── PROVIDED INFORMATION

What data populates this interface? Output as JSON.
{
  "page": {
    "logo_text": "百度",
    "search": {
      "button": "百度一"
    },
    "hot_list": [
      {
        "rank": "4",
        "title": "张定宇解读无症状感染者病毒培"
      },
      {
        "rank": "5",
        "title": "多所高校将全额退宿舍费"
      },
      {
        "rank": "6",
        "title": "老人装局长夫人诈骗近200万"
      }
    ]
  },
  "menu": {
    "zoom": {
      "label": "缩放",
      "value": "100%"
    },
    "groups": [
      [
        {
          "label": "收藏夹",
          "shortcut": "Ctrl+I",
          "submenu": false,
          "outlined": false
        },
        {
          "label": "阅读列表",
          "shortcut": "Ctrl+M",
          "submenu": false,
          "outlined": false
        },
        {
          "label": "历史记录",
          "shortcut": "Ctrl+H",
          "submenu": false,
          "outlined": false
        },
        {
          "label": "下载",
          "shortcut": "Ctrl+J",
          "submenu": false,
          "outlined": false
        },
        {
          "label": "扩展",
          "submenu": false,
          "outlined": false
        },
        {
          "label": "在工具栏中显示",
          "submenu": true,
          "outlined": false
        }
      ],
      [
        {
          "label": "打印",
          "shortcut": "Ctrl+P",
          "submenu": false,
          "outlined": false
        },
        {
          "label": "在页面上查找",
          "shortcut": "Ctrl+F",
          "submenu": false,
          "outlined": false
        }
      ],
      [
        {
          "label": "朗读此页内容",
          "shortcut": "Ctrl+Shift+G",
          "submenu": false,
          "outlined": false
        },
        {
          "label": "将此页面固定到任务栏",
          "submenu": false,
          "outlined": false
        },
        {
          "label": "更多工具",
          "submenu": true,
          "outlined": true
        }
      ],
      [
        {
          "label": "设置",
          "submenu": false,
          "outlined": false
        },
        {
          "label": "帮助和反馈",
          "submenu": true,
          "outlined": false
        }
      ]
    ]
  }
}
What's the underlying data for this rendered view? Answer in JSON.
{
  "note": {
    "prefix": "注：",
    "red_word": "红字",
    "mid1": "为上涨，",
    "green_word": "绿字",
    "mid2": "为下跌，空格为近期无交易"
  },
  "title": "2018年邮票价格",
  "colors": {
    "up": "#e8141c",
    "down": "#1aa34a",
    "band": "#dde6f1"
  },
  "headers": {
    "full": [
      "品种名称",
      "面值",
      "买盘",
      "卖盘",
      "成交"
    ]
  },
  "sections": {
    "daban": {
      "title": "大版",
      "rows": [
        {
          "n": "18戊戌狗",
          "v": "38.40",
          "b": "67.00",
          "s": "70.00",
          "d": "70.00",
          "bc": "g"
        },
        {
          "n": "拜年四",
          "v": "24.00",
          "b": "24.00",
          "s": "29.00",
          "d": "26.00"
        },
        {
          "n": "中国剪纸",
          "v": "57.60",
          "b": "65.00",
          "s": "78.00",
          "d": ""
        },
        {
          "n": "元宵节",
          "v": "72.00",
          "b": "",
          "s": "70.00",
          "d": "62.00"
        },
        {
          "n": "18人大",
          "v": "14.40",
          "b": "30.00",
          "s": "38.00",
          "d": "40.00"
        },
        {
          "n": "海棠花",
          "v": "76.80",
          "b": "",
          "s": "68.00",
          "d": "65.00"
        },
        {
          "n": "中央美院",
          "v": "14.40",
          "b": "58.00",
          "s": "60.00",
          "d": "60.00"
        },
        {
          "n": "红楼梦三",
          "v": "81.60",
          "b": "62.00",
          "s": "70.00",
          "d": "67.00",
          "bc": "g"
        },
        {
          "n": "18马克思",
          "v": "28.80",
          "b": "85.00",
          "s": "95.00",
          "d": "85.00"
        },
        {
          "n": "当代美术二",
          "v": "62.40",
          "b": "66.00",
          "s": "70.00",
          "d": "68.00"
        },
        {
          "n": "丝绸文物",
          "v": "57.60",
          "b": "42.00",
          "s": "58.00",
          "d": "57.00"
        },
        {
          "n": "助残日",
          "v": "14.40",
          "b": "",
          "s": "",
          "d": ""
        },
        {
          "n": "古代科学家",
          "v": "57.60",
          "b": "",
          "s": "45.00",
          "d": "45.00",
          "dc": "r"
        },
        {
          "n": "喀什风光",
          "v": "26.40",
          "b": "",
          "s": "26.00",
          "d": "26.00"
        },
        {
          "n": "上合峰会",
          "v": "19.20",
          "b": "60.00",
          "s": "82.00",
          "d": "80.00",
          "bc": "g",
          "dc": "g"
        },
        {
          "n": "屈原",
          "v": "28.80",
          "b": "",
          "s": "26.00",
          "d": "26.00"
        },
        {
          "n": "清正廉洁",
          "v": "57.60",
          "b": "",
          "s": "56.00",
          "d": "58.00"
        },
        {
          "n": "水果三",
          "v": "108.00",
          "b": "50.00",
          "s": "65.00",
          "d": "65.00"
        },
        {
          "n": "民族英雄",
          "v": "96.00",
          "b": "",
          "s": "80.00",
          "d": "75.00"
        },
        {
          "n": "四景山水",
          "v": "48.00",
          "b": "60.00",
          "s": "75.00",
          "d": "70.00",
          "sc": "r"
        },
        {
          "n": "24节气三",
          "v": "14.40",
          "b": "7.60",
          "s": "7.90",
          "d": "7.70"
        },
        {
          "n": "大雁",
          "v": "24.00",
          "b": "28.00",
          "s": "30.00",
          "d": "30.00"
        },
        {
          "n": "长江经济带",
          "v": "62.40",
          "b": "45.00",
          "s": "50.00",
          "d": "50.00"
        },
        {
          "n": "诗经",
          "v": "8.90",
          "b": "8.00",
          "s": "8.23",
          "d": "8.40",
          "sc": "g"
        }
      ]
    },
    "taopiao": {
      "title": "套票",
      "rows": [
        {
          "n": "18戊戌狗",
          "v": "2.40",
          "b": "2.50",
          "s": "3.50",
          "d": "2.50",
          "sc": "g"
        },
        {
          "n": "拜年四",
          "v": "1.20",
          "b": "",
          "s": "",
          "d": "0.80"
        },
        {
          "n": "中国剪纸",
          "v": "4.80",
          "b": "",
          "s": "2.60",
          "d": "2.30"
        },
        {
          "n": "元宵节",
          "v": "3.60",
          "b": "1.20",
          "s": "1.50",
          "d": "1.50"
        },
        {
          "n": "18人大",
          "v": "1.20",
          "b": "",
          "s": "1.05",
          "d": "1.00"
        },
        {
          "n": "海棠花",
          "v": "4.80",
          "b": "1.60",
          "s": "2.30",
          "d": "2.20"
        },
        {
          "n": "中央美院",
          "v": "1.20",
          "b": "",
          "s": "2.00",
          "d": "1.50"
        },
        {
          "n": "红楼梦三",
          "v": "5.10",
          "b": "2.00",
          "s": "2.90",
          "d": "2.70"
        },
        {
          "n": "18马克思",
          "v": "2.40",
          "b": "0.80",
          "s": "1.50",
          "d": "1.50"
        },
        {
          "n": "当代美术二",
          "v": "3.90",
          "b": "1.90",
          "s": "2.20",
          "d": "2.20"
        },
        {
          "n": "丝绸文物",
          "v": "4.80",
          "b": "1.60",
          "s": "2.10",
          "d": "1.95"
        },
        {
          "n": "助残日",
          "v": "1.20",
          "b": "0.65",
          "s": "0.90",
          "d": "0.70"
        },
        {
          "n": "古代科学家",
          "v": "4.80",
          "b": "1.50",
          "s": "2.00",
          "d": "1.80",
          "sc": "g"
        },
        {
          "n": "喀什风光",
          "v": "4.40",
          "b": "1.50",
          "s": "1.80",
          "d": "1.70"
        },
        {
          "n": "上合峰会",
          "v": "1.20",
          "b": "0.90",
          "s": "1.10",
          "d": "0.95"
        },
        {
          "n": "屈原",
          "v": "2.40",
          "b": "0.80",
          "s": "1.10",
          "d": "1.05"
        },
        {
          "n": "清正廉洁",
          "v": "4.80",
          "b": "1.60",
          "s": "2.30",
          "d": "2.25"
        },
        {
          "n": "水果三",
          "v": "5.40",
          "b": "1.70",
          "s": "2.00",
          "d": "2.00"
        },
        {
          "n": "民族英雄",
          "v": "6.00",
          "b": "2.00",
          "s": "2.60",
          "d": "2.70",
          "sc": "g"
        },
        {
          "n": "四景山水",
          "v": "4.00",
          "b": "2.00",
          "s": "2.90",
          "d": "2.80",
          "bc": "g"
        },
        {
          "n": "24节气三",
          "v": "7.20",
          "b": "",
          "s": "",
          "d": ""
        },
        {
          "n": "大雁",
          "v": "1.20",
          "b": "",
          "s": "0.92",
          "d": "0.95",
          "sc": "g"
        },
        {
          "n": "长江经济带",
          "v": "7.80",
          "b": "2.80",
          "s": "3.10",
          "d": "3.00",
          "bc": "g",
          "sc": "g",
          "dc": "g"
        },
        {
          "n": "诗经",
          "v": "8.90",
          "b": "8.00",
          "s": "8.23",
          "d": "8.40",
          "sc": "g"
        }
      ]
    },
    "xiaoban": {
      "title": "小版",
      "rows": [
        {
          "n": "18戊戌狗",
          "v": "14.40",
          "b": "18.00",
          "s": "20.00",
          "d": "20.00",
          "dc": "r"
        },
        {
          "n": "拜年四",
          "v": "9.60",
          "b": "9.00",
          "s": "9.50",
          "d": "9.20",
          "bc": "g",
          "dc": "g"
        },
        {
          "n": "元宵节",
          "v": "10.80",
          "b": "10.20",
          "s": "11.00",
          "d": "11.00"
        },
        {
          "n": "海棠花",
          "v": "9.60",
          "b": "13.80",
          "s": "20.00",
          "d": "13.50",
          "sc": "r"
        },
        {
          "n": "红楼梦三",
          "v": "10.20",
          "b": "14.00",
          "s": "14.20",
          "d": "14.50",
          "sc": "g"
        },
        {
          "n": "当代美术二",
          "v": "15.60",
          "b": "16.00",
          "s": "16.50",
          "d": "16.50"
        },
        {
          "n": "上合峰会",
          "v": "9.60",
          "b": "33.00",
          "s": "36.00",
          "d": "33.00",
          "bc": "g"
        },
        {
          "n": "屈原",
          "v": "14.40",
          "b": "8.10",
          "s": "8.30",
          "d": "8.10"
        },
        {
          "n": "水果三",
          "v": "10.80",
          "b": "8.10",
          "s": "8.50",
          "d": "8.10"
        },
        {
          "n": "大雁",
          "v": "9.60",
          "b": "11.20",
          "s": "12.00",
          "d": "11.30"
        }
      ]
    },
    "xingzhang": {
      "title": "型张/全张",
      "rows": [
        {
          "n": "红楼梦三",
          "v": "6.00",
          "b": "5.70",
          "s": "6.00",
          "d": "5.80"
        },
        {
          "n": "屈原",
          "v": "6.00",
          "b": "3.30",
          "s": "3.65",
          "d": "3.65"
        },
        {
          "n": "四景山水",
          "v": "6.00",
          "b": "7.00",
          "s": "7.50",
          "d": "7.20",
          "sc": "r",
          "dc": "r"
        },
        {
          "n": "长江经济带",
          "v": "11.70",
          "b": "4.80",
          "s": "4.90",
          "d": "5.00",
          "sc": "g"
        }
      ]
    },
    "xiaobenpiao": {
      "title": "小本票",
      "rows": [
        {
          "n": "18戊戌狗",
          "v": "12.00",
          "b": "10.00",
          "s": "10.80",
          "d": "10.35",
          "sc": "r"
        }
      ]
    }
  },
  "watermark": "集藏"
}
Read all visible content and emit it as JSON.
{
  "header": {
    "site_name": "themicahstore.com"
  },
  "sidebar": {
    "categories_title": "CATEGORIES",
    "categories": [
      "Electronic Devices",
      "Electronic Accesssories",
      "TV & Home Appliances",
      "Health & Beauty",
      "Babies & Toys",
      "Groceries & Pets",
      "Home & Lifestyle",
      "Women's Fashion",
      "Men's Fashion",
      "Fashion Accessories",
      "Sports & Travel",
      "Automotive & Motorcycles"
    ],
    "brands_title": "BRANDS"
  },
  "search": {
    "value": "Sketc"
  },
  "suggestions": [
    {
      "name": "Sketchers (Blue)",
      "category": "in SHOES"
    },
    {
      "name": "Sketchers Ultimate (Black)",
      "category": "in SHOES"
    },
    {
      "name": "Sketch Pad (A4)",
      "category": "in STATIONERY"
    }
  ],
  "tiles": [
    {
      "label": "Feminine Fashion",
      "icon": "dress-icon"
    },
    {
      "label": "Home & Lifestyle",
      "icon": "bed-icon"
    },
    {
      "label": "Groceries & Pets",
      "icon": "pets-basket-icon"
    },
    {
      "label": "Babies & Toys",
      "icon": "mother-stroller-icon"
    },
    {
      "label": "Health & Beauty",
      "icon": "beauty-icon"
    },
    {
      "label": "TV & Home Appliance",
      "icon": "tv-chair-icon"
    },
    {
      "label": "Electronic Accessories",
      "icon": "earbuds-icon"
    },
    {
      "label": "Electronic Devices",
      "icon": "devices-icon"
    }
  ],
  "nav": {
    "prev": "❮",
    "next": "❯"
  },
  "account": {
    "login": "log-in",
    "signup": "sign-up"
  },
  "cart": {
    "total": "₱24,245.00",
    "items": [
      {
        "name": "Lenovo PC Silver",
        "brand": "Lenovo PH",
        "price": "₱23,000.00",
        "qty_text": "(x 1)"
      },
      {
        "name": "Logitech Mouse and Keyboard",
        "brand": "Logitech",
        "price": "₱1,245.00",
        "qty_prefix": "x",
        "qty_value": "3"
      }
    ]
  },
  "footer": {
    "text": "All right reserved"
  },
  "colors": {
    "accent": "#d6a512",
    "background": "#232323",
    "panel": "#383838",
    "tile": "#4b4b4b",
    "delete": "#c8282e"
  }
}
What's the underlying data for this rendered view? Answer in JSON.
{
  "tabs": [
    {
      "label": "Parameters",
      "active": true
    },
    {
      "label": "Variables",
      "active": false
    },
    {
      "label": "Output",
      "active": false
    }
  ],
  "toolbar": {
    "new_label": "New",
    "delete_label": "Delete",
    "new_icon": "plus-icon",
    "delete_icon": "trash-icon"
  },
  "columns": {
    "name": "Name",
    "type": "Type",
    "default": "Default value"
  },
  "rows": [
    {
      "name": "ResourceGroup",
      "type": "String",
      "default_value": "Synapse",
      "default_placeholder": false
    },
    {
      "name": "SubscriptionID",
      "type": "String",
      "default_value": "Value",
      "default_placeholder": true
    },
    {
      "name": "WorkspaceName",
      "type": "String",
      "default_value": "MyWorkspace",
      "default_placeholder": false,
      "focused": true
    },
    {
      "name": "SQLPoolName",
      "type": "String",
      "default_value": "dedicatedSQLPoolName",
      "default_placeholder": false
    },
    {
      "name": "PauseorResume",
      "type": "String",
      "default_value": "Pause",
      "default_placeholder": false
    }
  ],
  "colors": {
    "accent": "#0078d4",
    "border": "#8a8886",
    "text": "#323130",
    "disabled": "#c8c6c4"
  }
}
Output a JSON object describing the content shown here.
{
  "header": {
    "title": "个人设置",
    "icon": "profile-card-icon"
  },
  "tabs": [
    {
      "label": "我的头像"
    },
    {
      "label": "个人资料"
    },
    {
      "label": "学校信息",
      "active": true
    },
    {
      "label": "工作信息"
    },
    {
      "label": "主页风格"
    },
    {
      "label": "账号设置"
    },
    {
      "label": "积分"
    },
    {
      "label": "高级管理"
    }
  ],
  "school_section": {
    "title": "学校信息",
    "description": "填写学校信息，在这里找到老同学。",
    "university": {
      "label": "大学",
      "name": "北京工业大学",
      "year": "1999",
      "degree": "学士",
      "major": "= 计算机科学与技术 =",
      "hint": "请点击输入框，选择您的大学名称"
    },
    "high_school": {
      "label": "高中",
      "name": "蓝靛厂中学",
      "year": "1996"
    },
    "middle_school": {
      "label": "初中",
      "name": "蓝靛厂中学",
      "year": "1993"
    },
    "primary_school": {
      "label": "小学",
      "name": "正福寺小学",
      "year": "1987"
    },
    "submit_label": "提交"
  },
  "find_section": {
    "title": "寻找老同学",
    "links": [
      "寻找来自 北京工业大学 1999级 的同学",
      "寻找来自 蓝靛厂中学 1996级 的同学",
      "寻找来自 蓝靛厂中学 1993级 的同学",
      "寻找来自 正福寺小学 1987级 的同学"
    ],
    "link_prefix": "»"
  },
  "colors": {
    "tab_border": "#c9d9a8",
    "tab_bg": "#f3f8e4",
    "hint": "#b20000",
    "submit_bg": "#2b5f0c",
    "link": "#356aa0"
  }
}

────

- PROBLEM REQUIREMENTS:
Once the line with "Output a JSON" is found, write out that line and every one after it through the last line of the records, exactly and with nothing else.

- TASK OUTPUT:
Output a JSON object describing the content shown here.
{
  "header": {
    "title": "个人设置",
    "icon": "profile-card-icon"
  },
  "tabs": [
    {
      "label": "我的头像"
    },
    {
      "label": "个人资料"
    },
    {
      "label": "学校信息",
      "active": true
    },
    {
      "label": "工作信息"
    },
    {
      "label": "主页风格"
    },
    {
      "label": "账号设置"
    },
    {
      "label": "积分"
    },
    {
      "label": "高级管理"
    }
  ],
  "school_section": {
    "title": "学校信息",
    "description": "填写学校信息，在这里找到老同学。",
    "university": {
      "label": "大学",
      "name": "北京工业大学",
      "year": "1999",
      "degree": "学士",
      "major": "= 计算机科学与技术 =",
      "hint": "请点击输入框，选择您的大学名称"
    },
    "high_school": {
      "label": "高中",
      "name": "蓝靛厂中学",
      "year": "1996"
    },
    "middle_school": {
      "label": "初中",
      "name": "蓝靛厂中学",
      "year": "1993"
    },
    "primary_school": {
      "label": "小学",
      "name": "正福寺小学",
      "year": "1987"
    },
    "submit_label": "提交"
  },
  "find_section": {
    "title": "寻找老同学",
    "links": [
      "寻找来自 北京工业大学 1999级 的同学",
      "寻找来自 蓝靛厂中学 1996级 的同学",
      "寻找来自 蓝靛厂中学 1993级 的同学",
      "寻找来自 正福寺小学 1987级 的同学"
    ],
    "link_prefix": "»"
  },
  "colors": {
    "tab_border": "#c9d9a8",
    "tab_bg": "#f3f8e4",
    "hint": "#b20000",
    "submit_bg": "#2b5f0c",
    "link": "#356aa0"
  }
}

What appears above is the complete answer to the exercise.